Case Study: Assessing Your Huddle and

Re-Energizing with the Eight Wastes

Last week I was with a client finance team that is in the early stages of adopting lean thinking.

One of their first focus activities several months ago was to start having a weekly huddle. They created the standard work for the meeting which included the agenda. They created a schedule of who would lead the huddle each month. And they identified three focus improvement ideas.

After six months, the team did a self-reflection on the progress of their huddle, and asked me to attend and give suggestions.

First, they evaluated themselves based on the four main purposes for the huddle:

  • Communication: updating each other on schedules, company events, calendar items
  • Discussion of Issues: Unexpected situations during the prior week
  • Improvement Focus: Making improvements to how they work
  • Task Focus: Who was working on what

They used a simple scale of 1 to 5 (1 = hardly ever and 5 = regular and valuable), and a show of hands.

Next, they evaluated themselves on the logistics and commitment for the huddle:

  • Attendance: Were they tracking attendance and were team members present?
  • Participation: Of the team members present, were all the team members speaking during the meeting?

Again, the same simple scale was used.

This was a very quick way to get a pulse from the entire team on their progress with the huddle.
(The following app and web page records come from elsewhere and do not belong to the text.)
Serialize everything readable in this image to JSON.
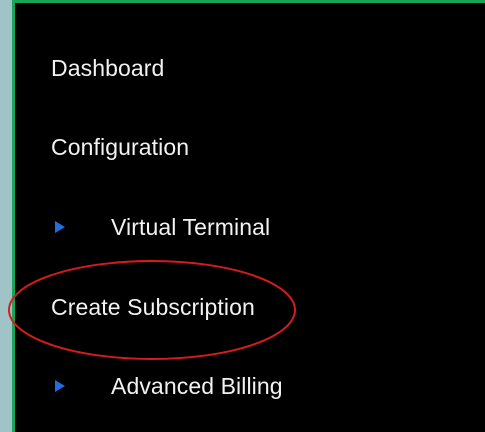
{
  "menu": {
    "items": [
      {
        "label": "Dashboard",
        "has_arrow": false
      },
      {
        "label": "Configuration",
        "has_arrow": false
      },
      {
        "label": "Virtual Terminal",
        "has_arrow": true
      },
      {
        "label": "Create Subscription",
        "has_arrow": false
      },
      {
        "label": "Advanced Billing",
        "has_arrow": true
      }
    ]
  },
  "colors": {
    "panel_background": "#000000",
    "outer_background": "#9fc3c6",
    "panel_border": "#19a45a",
    "text": "#f2f2f2",
    "arrow": "#1f6fe0",
    "highlight_ellipse": "#d61b1b"
  },
  "icons": {
    "submenu_arrow": "arrow-right-icon"
  }
}
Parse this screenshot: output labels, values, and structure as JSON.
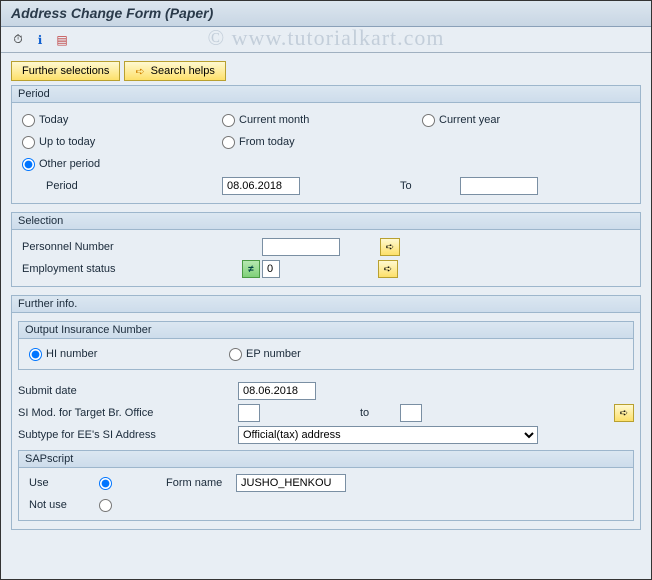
{
  "title": "Address Change Form (Paper)",
  "watermark": "© www.tutorialkart.com",
  "toolbar_icons": [
    "⏱",
    "ℹ",
    "▤"
  ],
  "buttons": {
    "further_selections": "Further selections",
    "search_helps": "Search helps"
  },
  "period": {
    "title": "Period",
    "today": "Today",
    "current_month": "Current month",
    "current_year": "Current year",
    "up_to_today": "Up to today",
    "from_today": "From today",
    "other_period": "Other period",
    "period_label": "Period",
    "period_from": "08.06.2018",
    "to_label": "To",
    "period_to": ""
  },
  "selection": {
    "title": "Selection",
    "personnel_number_label": "Personnel Number",
    "personnel_number": "",
    "employment_status_label": "Employment status",
    "employment_status": "0"
  },
  "further": {
    "title": "Further info.",
    "output_ins_title": "Output Insurance Number",
    "hi_number": "HI number",
    "ep_number": "EP number",
    "submit_date_label": "Submit date",
    "submit_date": "08.06.2018",
    "si_mod_label": "SI Mod. for Target Br. Office",
    "si_mod_from": "",
    "si_mod_to_label": "to",
    "si_mod_to": "",
    "subtype_label": "Subtype for EE's SI Address",
    "subtype_value": "Official(tax) address",
    "sapscript_title": "SAPscript",
    "use_label": "Use",
    "not_use_label": "Not use",
    "form_name_label": "Form name",
    "form_name": "JUSHO_HENKOU"
  }
}
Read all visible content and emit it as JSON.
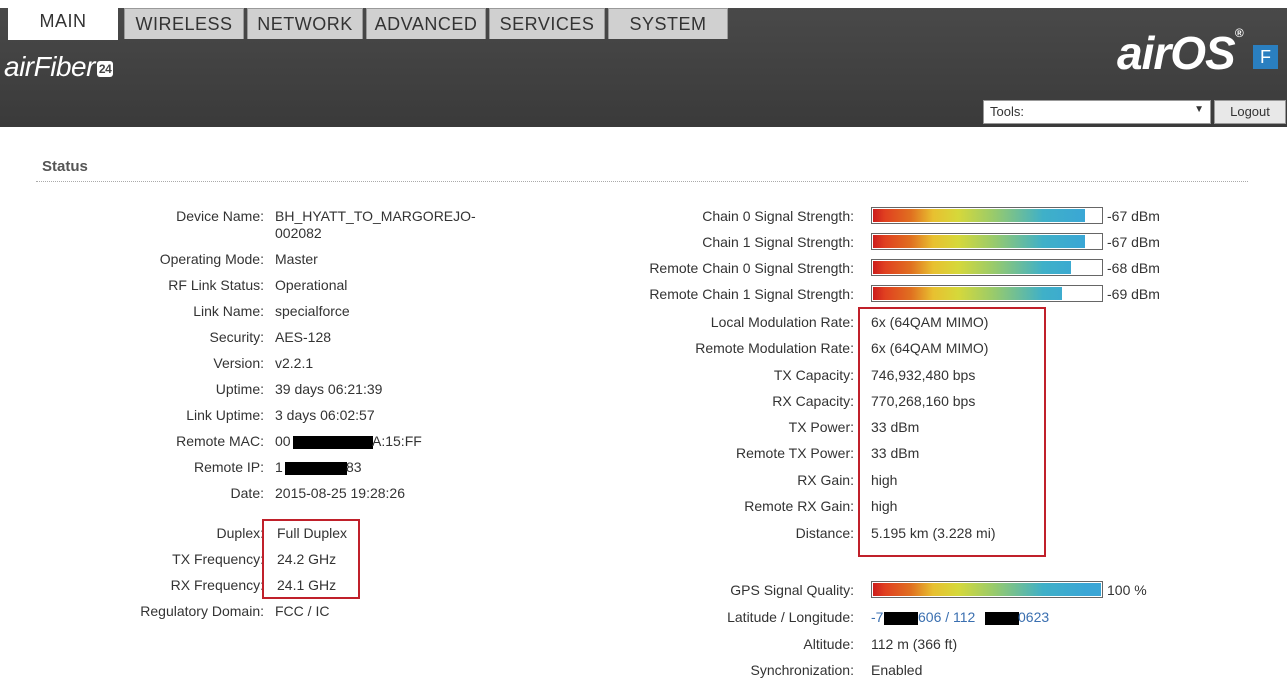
{
  "header": {
    "left_logo": "airFiber",
    "left_badge": "24",
    "right_logo": "airOS",
    "right_mark": "®",
    "right_badge": "F",
    "tabs": [
      "MAIN",
      "WIRELESS",
      "NETWORK",
      "ADVANCED",
      "SERVICES",
      "SYSTEM"
    ],
    "active_tab": "MAIN",
    "tools_label": "Tools:",
    "tools_arrow": "▼",
    "logout_label": "Logout"
  },
  "status": {
    "title": "Status",
    "left": [
      {
        "label": "Device Name:",
        "value": "BH_HYATT_TO_MARGOREJO-",
        "value2": "002082"
      },
      {
        "label": "Operating Mode:",
        "value": "Master"
      },
      {
        "label": "RF Link Status:",
        "value": "Operational"
      },
      {
        "label": "Link Name:",
        "value": "specialforce"
      },
      {
        "label": "Security:",
        "value": "AES-128"
      },
      {
        "label": "Version:",
        "value": "v2.2.1"
      },
      {
        "label": "Uptime:",
        "value": "39 days 06:21:39"
      },
      {
        "label": "Link Uptime:",
        "value": "3 days 06:02:57"
      },
      {
        "label": "Remote MAC:",
        "value_a": "00",
        "value_b": "A:15:FF"
      },
      {
        "label": "Remote IP:",
        "value_a": "1",
        "value_b": "83"
      },
      {
        "label": "Date:",
        "value": "2015-08-25 19:28:26"
      },
      {
        "label": "Duplex:",
        "value": "Full Duplex"
      },
      {
        "label": "TX Frequency:",
        "value": "24.2 GHz"
      },
      {
        "label": "RX Frequency:",
        "value": "24.1 GHz"
      },
      {
        "label": "Regulatory Domain:",
        "value": "FCC / IC"
      }
    ],
    "signals": [
      {
        "label": "Chain 0 Signal Strength:",
        "value": "-67 dBm",
        "level": 0.93
      },
      {
        "label": "Chain 1 Signal Strength:",
        "value": "-67 dBm",
        "level": 0.93
      },
      {
        "label": "Remote Chain 0 Signal Strength:",
        "value": "-68 dBm",
        "level": 0.87
      },
      {
        "label": "Remote Chain 1 Signal Strength:",
        "value": "-69 dBm",
        "level": 0.83
      }
    ],
    "right": [
      {
        "label": "Local Modulation Rate:",
        "value": "6x (64QAM MIMO)"
      },
      {
        "label": "Remote Modulation Rate:",
        "value": "6x (64QAM MIMO)"
      },
      {
        "label": "TX Capacity:",
        "value": "746,932,480 bps"
      },
      {
        "label": "RX Capacity:",
        "value": "770,268,160 bps"
      },
      {
        "label": "TX Power:",
        "value": "33 dBm"
      },
      {
        "label": "Remote TX Power:",
        "value": "33 dBm"
      },
      {
        "label": "RX Gain:",
        "value": "high"
      },
      {
        "label": "Remote RX Gain:",
        "value": "high"
      },
      {
        "label": "Distance:",
        "value": "5.195 km (3.228 mi)"
      }
    ],
    "gps": {
      "label": "GPS Signal Quality:",
      "value": "100 %",
      "level": 1.0
    },
    "latlon": {
      "label": "Latitude / Longitude:",
      "part1": "-7",
      "part2": "606 / 112",
      "part3": "0623"
    },
    "altitude": {
      "label": "Altitude:",
      "value": "112 m (366 ft)"
    },
    "sync": {
      "label": "Synchronization:",
      "value": "Enabled"
    }
  },
  "colors": {
    "header_bg": "#3d3d3d",
    "highlight_box": "#c0202a",
    "link": "#3a6fb0"
  }
}
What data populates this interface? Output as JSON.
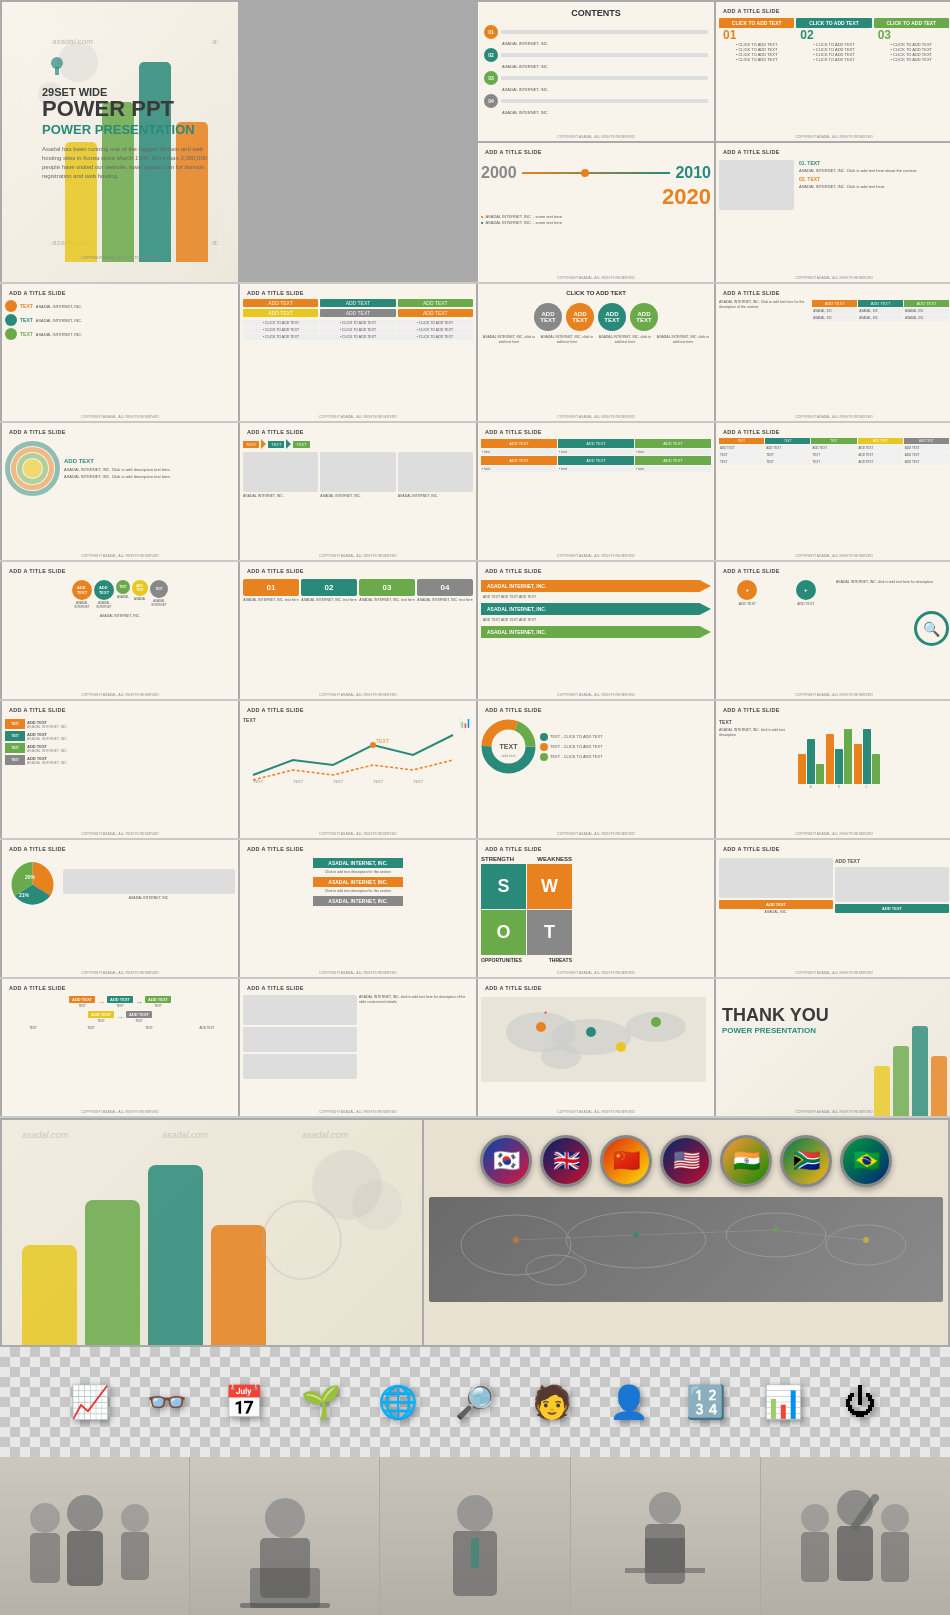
{
  "page": {
    "title": "29SET WIDE POWER PPT",
    "subtitle": "POWER PRESENTATION",
    "watermarks": [
      "asadal.com",
      "asadal.com"
    ],
    "copyright": "COPYRIGHT ASADAL, ALL RIGHTS RESERVED"
  },
  "hero": {
    "set_label": "29SET WIDE",
    "title_line1": "POWER PPT",
    "subtitle": "POWER PRESENTATION",
    "description": "Asadal has been running one of the biggest domain and web hosting sites in Korea since March 1998. More than 3,000,000 people have visited our website, www.asadal.com for domain registration and web hosting.",
    "website": "www.asadal.com"
  },
  "slides": {
    "slide_title_label": "ADD A TITLE SLIDE",
    "click_to_add": "CLICK TO ADD TEXT",
    "add_text": "ADD TEXT",
    "text_label": "TEXT",
    "asadal_internet": "ASADAL INTERNET, INC.",
    "contents": "CONTENTS"
  },
  "flags": [
    "🇰🇷",
    "🇬🇧",
    "🇨🇳",
    "🇺🇸",
    "🇮🇳",
    "🇿🇦",
    "🇧🇷"
  ],
  "business_icons": [
    "📈",
    "👓",
    "📅",
    "🌱",
    "🌐",
    "🔍",
    "👤",
    "👤",
    "🔢",
    "📊",
    "⏻"
  ],
  "people_groups": [
    "Team Group 1",
    "Speaker at Laptop",
    "Business Presenter",
    "Executive at Desk",
    "Celebrating Team"
  ],
  "colors": {
    "teal": "#2a8a7a",
    "orange": "#e8821e",
    "green": "#6aaa4a",
    "yellow": "#e8c820",
    "gray": "#888888",
    "light_bg": "#f8f4ec",
    "dark_text": "#333333"
  }
}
They plan to re-evaluate on a quarterly basis.


For this particular team, related to the purpose of the huddle, they felt they were doing a top job in communication and task focus. They were low in both discussion of issues, and lowest in improvement focus. On the logistics, they rated themselves very high on both attendance, as well as participation, but discounted their performance in this area because the standard work for their huddle required each person to give a short update on what tasks they were working on.


The team was not pleased with their performance. They felt they could be doing more on improvement focus. So, they decided to use the solution storming method to generate ideas on how to do better in the areas of improvement focus.

My feedback to the team was that they should also recognize that they have made some great progress. Each person talks at the meeting! That is a success in itself. Also, the meetings have full attendance which is an important indicator that everyone sees attendance as a core standard in their lean management system.

And yes, they will benefit by increasing their focus on improvement. To kick start this, I took them back to the basics of the 8 wastes. Each person was given a homework assignment to look at their own work related to the 8 wastes. Each waste they see could be a potential improvement focus. In two days, the group reconvened and shared the wastes.

If you are doing huddles, when was the last time you did an assessment of progress and purpose. I hope you will try this simple method to generate conversation about your huddle and improve your lean management system.

If you are not doing huddles to support your Culture of Continuous Improvement, or you want ideas of how to improve the huddle, please come to my workshop at the Lean Accounting Summit this year.